L to E: The TB can—and should—vote “No” to retail at Chappaqua Crossing
June 20, 2014
by Rita Tobin
Having attended the Town Board meeting on June 10th, I have a few comments to add to those made at the meeting.
First, I was offended that Summit Greenfield’s attorney began a public meeting by threatening the Town, in so many words, with a law suit. He referred to a letter sent to the Board by SG, dated June 9th; the public should see that letter.
Even more troubling is that the Town’s attorney appears to be willing to provide those members of the Board who favor granting the variance with the fig leaf of a supportive legal opinion. S-G claims that, because the former Board accepted the supplemental SEQRA findings and stated that the economic benefits of the SG outweighed its defects, the Board was obligated to grant SG its variance. SG is incorrect.
As many others have pointed out, including in correspondence sent to the Board after the June 10 meeting, the new Plan is markedly different from the old one. The new configuration of buildings on the site; planned additional construction, smaller; more numerous retail units; addition of a 25,000 square foot gym; lease to regional draw Whole Foods rather than a local supermarket; and – now – planned vegetable farm (what next? a petting zoo?) both separately and together require a supplemental SEQRA study.
S-G claims that the changes to the project are irrelevant because, according to S-G, the environmental impact of the new plan is the same. Its traffic expert, John Collins, agrees. Yet many residents challenged Mr. Collins traffic figures, and Mr. Collins is not neutral – he is an expert paid by S-G. Moreover, apart from examining whether the new plan would create even more additional traffic on Route 117 and Roaring Brook Road – hard to believe, for example, that only 36 people would visit a 25,000 square foot gym before heading to work in the morning, or that Whole Foods would not attract more traffic than an A&P or Deciccios the Board needs also to consider the potential impact on Chappaqua’s downtown area of many additional small businesses and the effect of a multi-acre vegetable garden on both the environment, and local farmers’ markets. (Yes, Whole Foods needs to obtain its vegetables from somewhere; but the attraction and competitive potential of locally grown produce is high, and a Whole Foods garden would directly compete with the local produce sold at the Chappaqua Farmers’ Market, an important economic and, increasingly, social and cultural component of our community.) A traffic expert, especially S-G’s own hired hand, cannot adequately assess the potential impact of these numerous, diverse changes. We’re certainly not required to take S-G’s word that all such impacts would be the same.
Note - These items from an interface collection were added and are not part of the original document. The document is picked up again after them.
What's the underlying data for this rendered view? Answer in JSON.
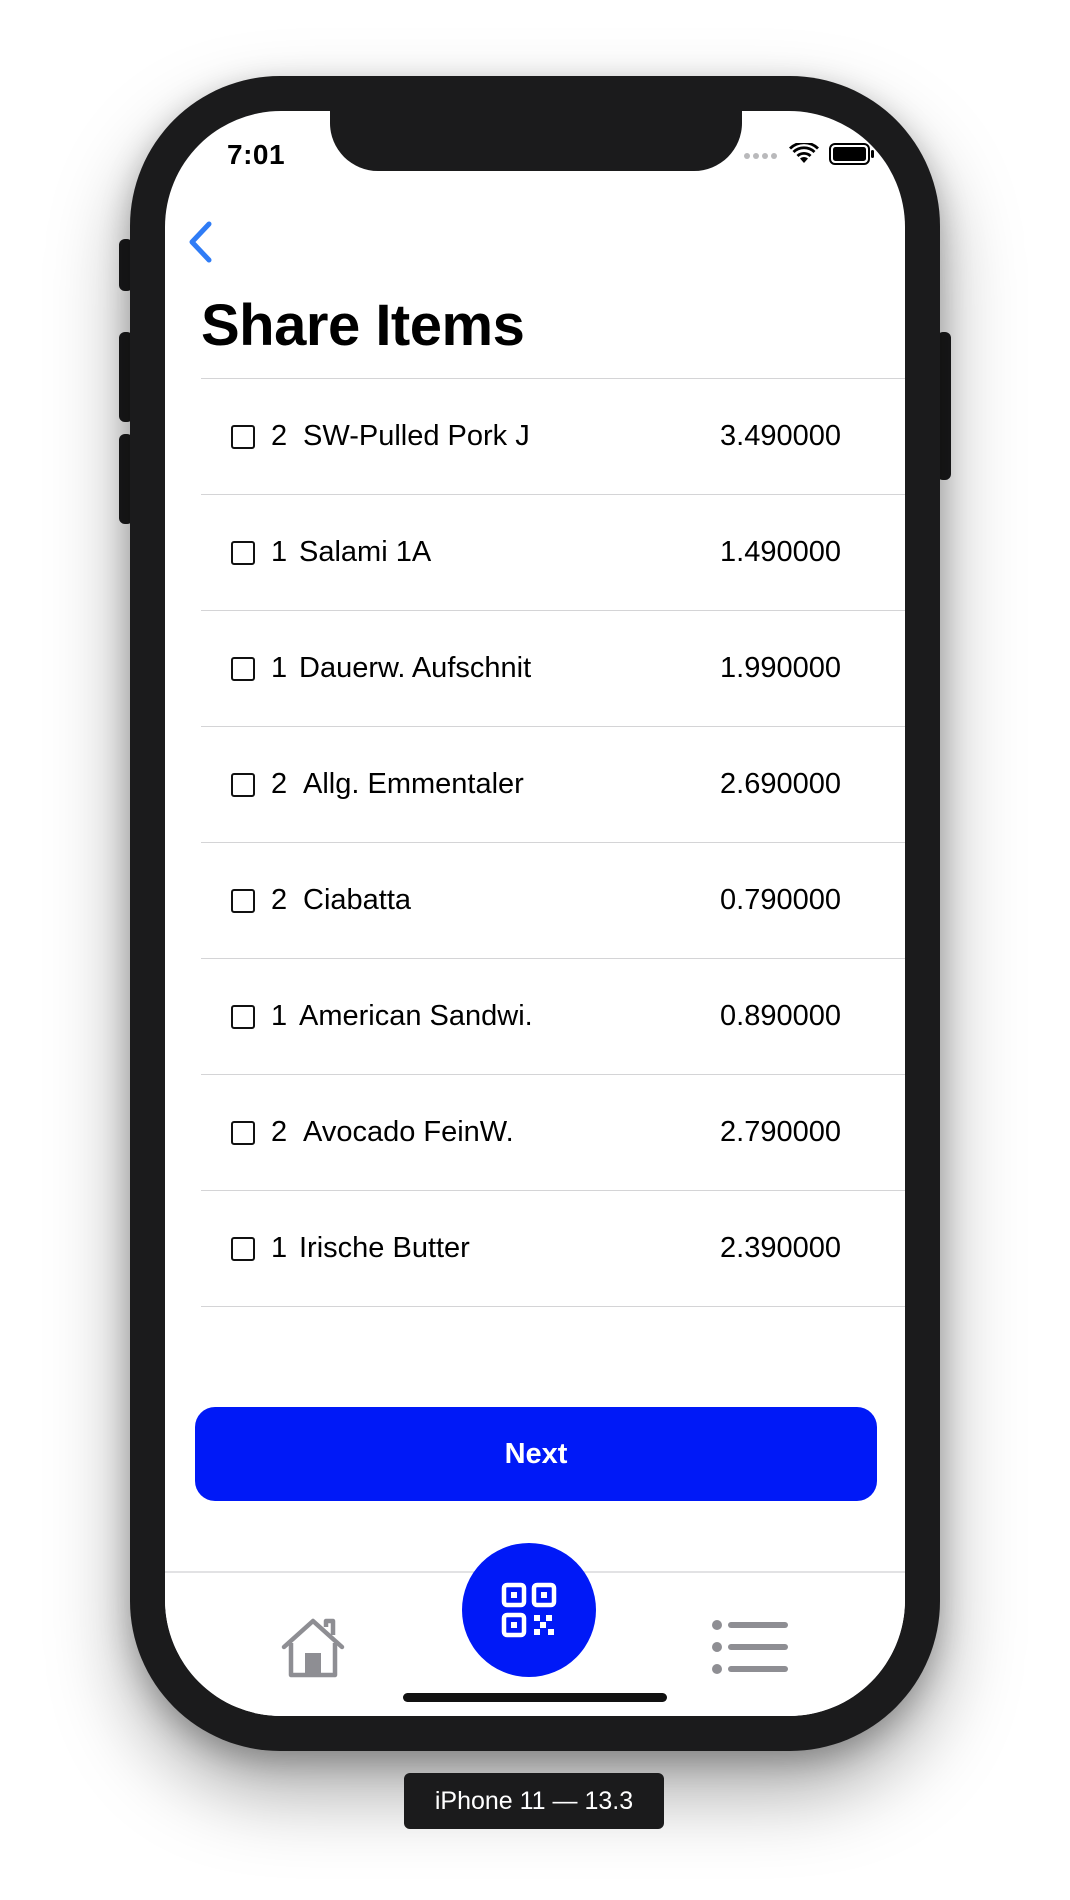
{
  "status_bar": {
    "time": "7:01"
  },
  "nav": {
    "back_icon": "chevron-left-icon",
    "title": "Share Items"
  },
  "items": [
    {
      "qty": "2",
      "name": "SW-Pulled Pork J",
      "price": "3.490000",
      "checked": false
    },
    {
      "qty": "1",
      "name": "Salami 1A",
      "price": "1.490000",
      "checked": false
    },
    {
      "qty": "1",
      "name": "Dauerw. Aufschnit",
      "price": "1.990000",
      "checked": false
    },
    {
      "qty": "2",
      "name": "Allg. Emmentaler",
      "price": "2.690000",
      "checked": false
    },
    {
      "qty": "2",
      "name": "Ciabatta",
      "price": "0.790000",
      "checked": false
    },
    {
      "qty": "1",
      "name": "American Sandwi.",
      "price": "0.890000",
      "checked": false
    },
    {
      "qty": "2",
      "name": "Avocado FeinW.",
      "price": "2.790000",
      "checked": false
    },
    {
      "qty": "1",
      "name": "Irische Butter",
      "price": "2.390000",
      "checked": false
    }
  ],
  "actions": {
    "next_label": "Next"
  },
  "tabbar": {
    "home_icon": "home-icon",
    "scan_icon": "qr-code-icon",
    "list_icon": "list-icon"
  },
  "device": {
    "label": "iPhone 11 — 13.3"
  },
  "colors": {
    "accent": "#0019f7",
    "back_chevron": "#2f7cf6",
    "frame": "#1b1b1c",
    "tab_icon": "#8e8e93"
  }
}
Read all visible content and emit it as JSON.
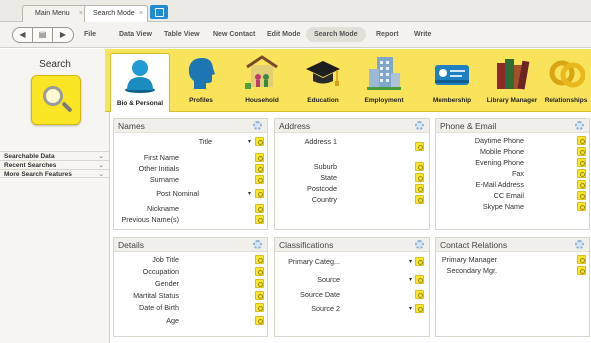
{
  "tabs": [
    {
      "label": "Main Menu",
      "close": "×"
    },
    {
      "label": "Search Mode",
      "close": "×"
    }
  ],
  "toolbar": {
    "nav": [
      "◀",
      "▤",
      "▶"
    ],
    "menu": [
      "File",
      "Data View",
      "Table View",
      "New Contact",
      "Edit Mode",
      "Search Mode",
      "Report",
      "Write"
    ]
  },
  "left_panel": {
    "title": "Search",
    "items": [
      {
        "label": "Searchable Data",
        "chevron": "⌄"
      },
      {
        "label": "Recent Searches",
        "chevron": "⌄"
      },
      {
        "label": "More Search Features",
        "chevron": "⌄"
      }
    ]
  },
  "categories": [
    {
      "label": "Bio & Personal",
      "icon": "person-icon"
    },
    {
      "label": "Profiles",
      "icon": "head-profile-icon"
    },
    {
      "label": "Household",
      "icon": "house-icon"
    },
    {
      "label": "Education",
      "icon": "graduation-cap-icon"
    },
    {
      "label": "Employment",
      "icon": "building-icon"
    },
    {
      "label": "Membership",
      "icon": "membership-card-icon"
    },
    {
      "label": "Library Manager",
      "icon": "books-icon"
    },
    {
      "label": "Relationships",
      "icon": "rings-icon"
    }
  ],
  "cards": {
    "names": {
      "title": "Names",
      "fields": [
        {
          "label": "Title",
          "dropdown": true
        },
        {
          "label": "First Name"
        },
        {
          "label": "Other Initials"
        },
        {
          "label": "Surname"
        },
        {
          "label": "Post Nominal",
          "dropdown": true
        },
        {
          "label": "Nickname"
        },
        {
          "label": "Previous Name(s)"
        }
      ]
    },
    "address": {
      "title": "Address",
      "fields": [
        {
          "label": "Address 1"
        },
        {
          "label": "Suburb"
        },
        {
          "label": "State"
        },
        {
          "label": "Postcode"
        },
        {
          "label": "Country"
        }
      ]
    },
    "phone": {
      "title": "Phone & Email",
      "fields": [
        {
          "label": "Daytime Phone"
        },
        {
          "label": "Mobile Phone"
        },
        {
          "label": "Evening Phone"
        },
        {
          "label": "Fax"
        },
        {
          "label": "E-Mail Address"
        },
        {
          "label": "CC Email"
        },
        {
          "label": "Skype Name"
        }
      ]
    },
    "details": {
      "title": "Details",
      "fields": [
        {
          "label": "Job Title"
        },
        {
          "label": "Occupation"
        },
        {
          "label": "Gender"
        },
        {
          "label": "Martital Status"
        },
        {
          "label": "Date of Birth"
        },
        {
          "label": "Age"
        }
      ]
    },
    "classifications": {
      "title": "Classifications",
      "fields": [
        {
          "label": "Primary Categ...",
          "dropdown": true
        },
        {
          "label": "Source",
          "dropdown": true
        },
        {
          "label": "Source Date"
        },
        {
          "label": "Source 2",
          "dropdown": true
        }
      ]
    },
    "contact_relations": {
      "title": "Contact Relations",
      "fields": [
        {
          "label": "Primary Manager"
        },
        {
          "label": "Secondary Mgr."
        }
      ]
    }
  },
  "dropdown_glyph": "▾",
  "colors": {
    "accent_yellow": "#fbe626",
    "category_bar": "#f9e35a",
    "tab_blue": "#1f8bd1"
  }
}
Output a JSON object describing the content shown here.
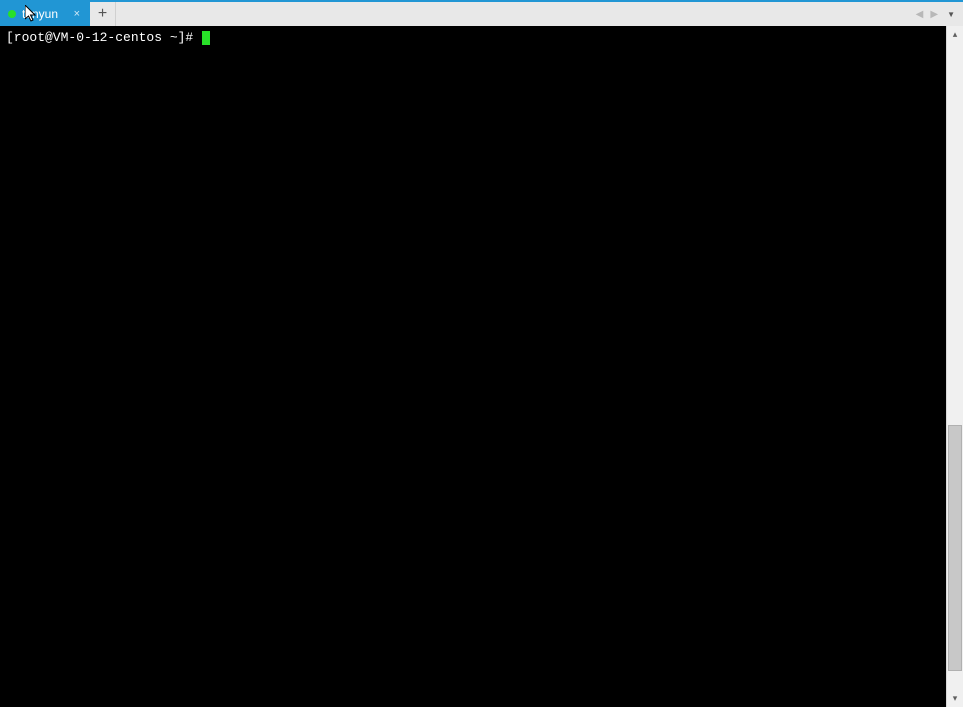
{
  "tabs": [
    {
      "label": "tenyun",
      "status": "connected"
    }
  ],
  "terminal": {
    "prompt": "[root@VM-0-12-centos ~]# "
  },
  "colors": {
    "tab_active": "#2196d4",
    "status_connected": "#28e028",
    "cursor": "#28e028",
    "terminal_bg": "#000000",
    "terminal_fg": "#ffffff"
  },
  "scrollbar": {
    "thumb_top_pct": 59,
    "thumb_height_pct": 38
  }
}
Nor does the former Board’s acceptance of the supplemental SEQRA findings seal the deal on the zoning variance. As others have pointed out, obtaining a variance is a two-step process. In taking the second step, deciding whether to grant the variance, the Board has no legal obligation to limit its analysis to the SEQRA findings: on the contrary, it has a fiduciary obligation to consider all factors affecting the community. The Board’s broad discretionary powers give it the right to accept an environmental study, but still deny a variance: for example, because the planned project, which would require major road construction and intrusion on the rights of property owners, is out of keeping with the character and goals of the town.
In addition, the former Board weighed environmental against economic interests, based on the assumption – the hypothesis – that the shopping center would be full rented. S-G has now revamped its proposal, including by asking for additional small-size stores. Those assumptions are out of date. For starters, the Board did not consider what now appears to be the very real possibility that S-G won’t be able to rent out all or some of the space. Of what economic benefit to the town would be a failed shopping center?
Moreover, in October 2013, there was no signed lease and no supermarket lessee had been identified. Now we know that the lessee is not a community supermarket, but Whole Foods.
When members of the public asked S-G last night to see a business plan and copy of the Whole Foods lease, S-G’s lawyer vehemently refused to provide such materials. By denying the Town materials that could support or undermine what had previously been a mere hypothesis that the project would be economically viable, S-G has entitled the Board to vacate both its acceptance of the supplemental findings and preliminary (i.e., based only on SEQRA) weighing of interests.
What was a bad idea in 2013 remains is a bad idea in 2014. Moving around the deck chairs does not patch the leaking hold. S-G’s plan would, at the very least, overwhelm the Roaring Brook Farms/Lawrence Farms/Cowdin Lane/117 area with traffic and new construction, devastate the property values and quiet enjoyment of those properties, and turn Chappaqua from a quiet, peaceful hamlet into a county-wide shopping destination.
This is good for Chappaqua? No – this is bad.
The Board can – and SHOULD—should –vote “no” on the variance.